Other experiments have demonstrated that the precursor (8) was converted to the precursor (5)–3–atom loss of the pro–R hydrogen and oxidative decarboxylation reaction occurs to the geometry anti analogously to the biosynthesis of terminal alkene (Figure 2) . Parallel Processes involving the Michael addition of methacrylic acid, glutathione, resulting S–2–carboxy–glutathione (a), followed by conversion of the latter biocompound (8) and methylation of the resulting glutathione S–metilglutation (b) followed by conversion of finally the γ–glutamyl–S–methylcysteine (f). For A. sativum, the situation is less clear.
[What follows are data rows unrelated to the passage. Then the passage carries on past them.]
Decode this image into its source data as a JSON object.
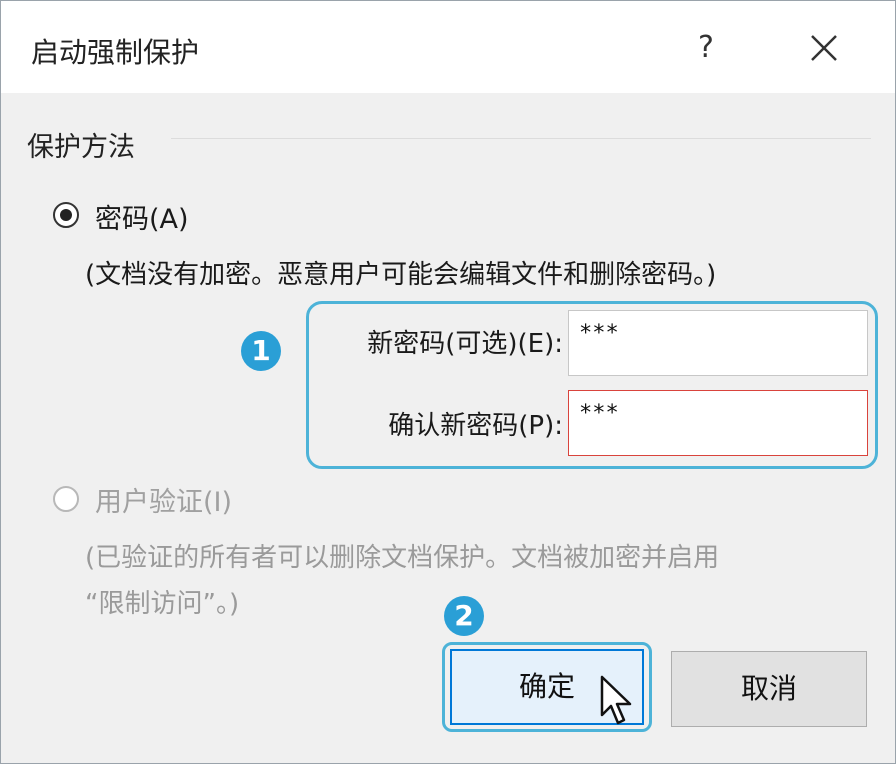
{
  "dialog": {
    "title": "启动强制保护",
    "help_label": "?",
    "close_icon": "close-icon"
  },
  "protection": {
    "group_title": "保护方法",
    "password_option": {
      "label": "密码(A)",
      "selected": true,
      "description": "(文档没有加密。恶意用户可能会编辑文件和删除密码。)"
    },
    "new_password": {
      "label": "新密码(可选)(E):",
      "value": "***"
    },
    "confirm_password": {
      "label": "确认新密码(P):",
      "value": "***"
    },
    "user_auth_option": {
      "label": "用户验证(I)",
      "selected": false,
      "description_line1": "(已验证的所有者可以删除文档保护。文档被加密并启用",
      "description_line2": "“限制访问”。)"
    }
  },
  "annotations": {
    "step1": "1",
    "step2": "2"
  },
  "buttons": {
    "ok": "确定",
    "cancel": "取消"
  },
  "colors": {
    "accent": "#2a9fd6",
    "highlight_outline": "#4db3d8",
    "primary_border": "#0078d7"
  }
}
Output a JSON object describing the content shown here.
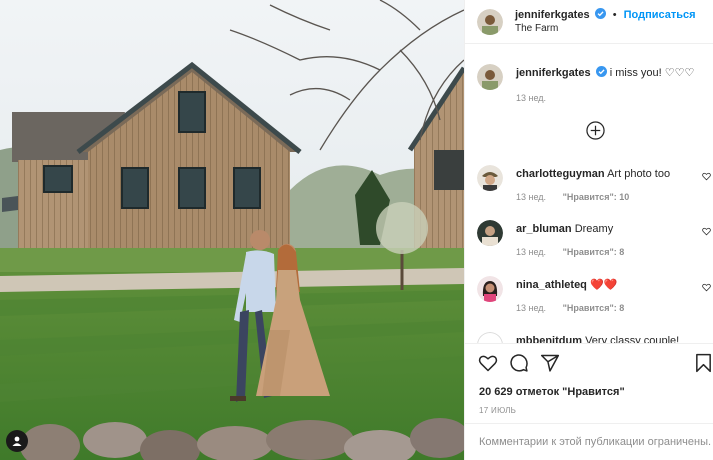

The γ–glutamyl–S–2–propenilcisteina (c) formed from the precursor (8) or serine and more particularly from 2 propenetiol, a process to be elucidated; it is converted to γ–glutamyl– S–S–2–propenilcysteine oxide (g) by oxidase and is then cleaved in the γ–glutamyl–transpeptidase (2). It has been reported that the concentration of γ–glutamyl–S–(S)–1–propenilcysteine (s) and γ– glutamyl–S–2–propenilcysteine (c) γ–glutamyl peptide prevailing in homogenates of fresh A. sativum, decreases when freshly picked A. sativum stored at 4°C . The result of the storage of A. sativum in cold place is production of (5) and therefore the low molecular weight biocompounds containing organosulphur 1–propenyl group. Also, the A. sativum grown in cold climates contain much smaller amount of the biocompound (6) than in the temperate climates A. sativum increased, even though precursor biocompounds such as γ–glutamyl–S– methylcysteine (7) are in the normal range.
Propantion sulfinate propyl, was identified as the most attractive biosubstance of crushed leaves of Allium porum (leek moths or Acrolepiopsis assectella, the caterpillars feed within the foliage and stems or bulbs of Allium spp. plants and related vegetables.). Propantion sulfinate propyl rejects Ephestia kuehniella. Allicin, counterparts like sulfur biocompounds Alliacee protect species of pathogens and predators. Concentrations of 2 ppm of garlic oil components / metabolites diallyl disulfide trisulfide are toxic for mosquito and for larva of other insect and reject Ixodes ricinus, the tick carrier encephalitis virus .
Diallyl disulfide was also used for removal of a bird of prey cereal crops.